Excerpts from an interface dataset:
________________________
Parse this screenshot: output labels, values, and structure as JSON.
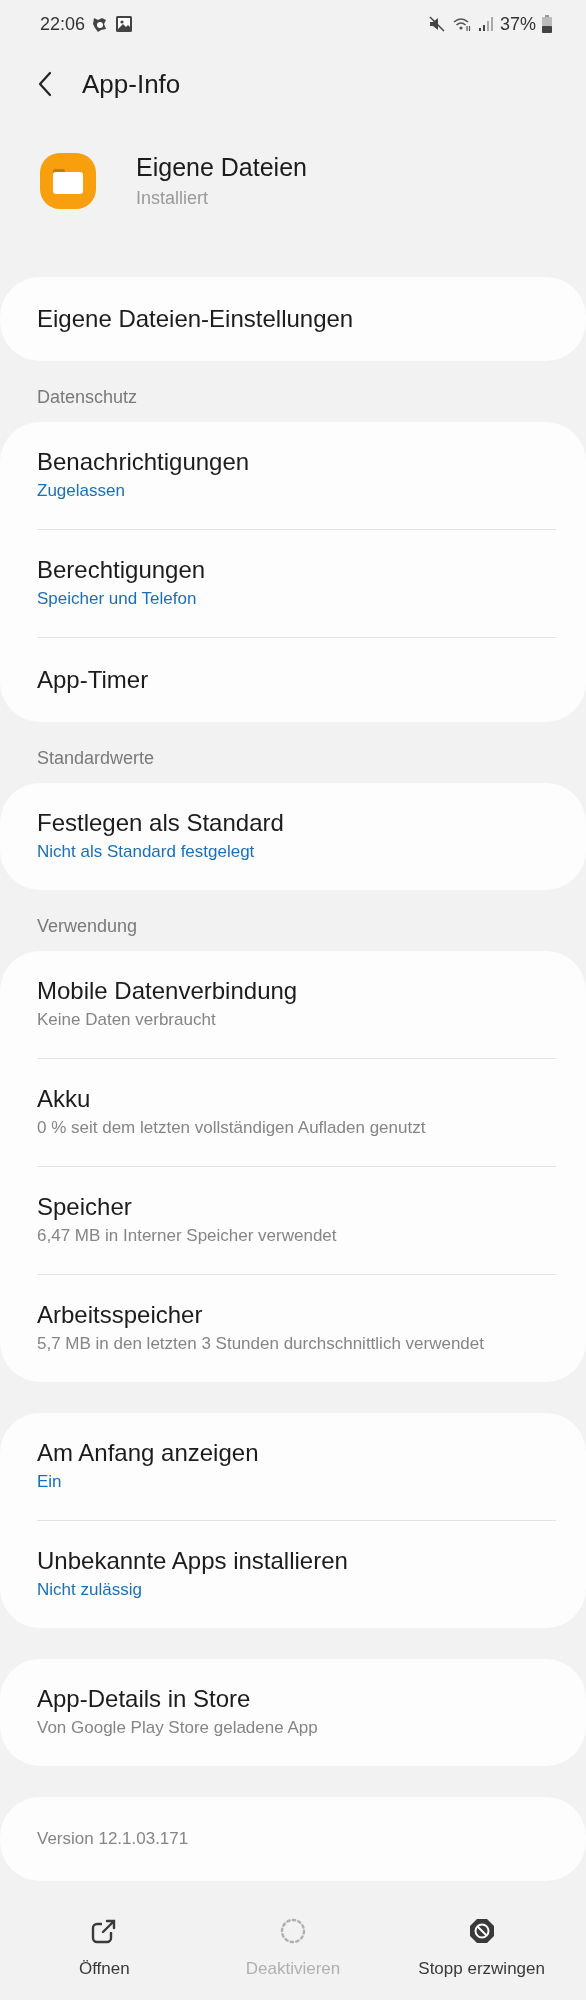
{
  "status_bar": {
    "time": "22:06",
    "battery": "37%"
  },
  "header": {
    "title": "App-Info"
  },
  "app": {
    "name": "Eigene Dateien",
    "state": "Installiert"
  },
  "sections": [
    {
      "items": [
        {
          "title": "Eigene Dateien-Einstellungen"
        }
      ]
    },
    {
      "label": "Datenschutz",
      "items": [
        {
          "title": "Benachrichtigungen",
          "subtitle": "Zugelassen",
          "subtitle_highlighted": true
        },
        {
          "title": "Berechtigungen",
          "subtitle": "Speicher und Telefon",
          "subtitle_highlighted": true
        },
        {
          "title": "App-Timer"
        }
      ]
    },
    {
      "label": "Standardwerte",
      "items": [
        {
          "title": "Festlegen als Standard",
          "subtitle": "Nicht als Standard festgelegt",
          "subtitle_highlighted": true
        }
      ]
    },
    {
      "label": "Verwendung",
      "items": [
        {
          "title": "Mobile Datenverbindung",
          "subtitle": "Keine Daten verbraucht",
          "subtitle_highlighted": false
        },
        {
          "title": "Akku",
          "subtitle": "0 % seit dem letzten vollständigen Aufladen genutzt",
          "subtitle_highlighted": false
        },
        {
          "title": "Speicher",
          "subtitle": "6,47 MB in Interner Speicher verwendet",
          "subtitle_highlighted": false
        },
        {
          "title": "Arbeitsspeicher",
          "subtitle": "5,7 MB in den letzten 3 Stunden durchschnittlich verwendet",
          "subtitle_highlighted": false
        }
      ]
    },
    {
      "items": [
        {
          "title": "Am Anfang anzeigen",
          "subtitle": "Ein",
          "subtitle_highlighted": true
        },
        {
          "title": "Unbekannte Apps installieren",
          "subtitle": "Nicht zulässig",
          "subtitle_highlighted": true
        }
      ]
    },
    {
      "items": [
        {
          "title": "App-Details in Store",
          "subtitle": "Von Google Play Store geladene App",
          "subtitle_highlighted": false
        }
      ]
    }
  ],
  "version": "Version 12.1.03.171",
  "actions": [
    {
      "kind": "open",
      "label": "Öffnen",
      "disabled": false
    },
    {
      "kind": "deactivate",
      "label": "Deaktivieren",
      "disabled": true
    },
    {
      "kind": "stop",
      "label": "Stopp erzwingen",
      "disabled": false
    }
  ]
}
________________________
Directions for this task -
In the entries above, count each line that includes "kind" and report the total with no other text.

Solution for this problem -
3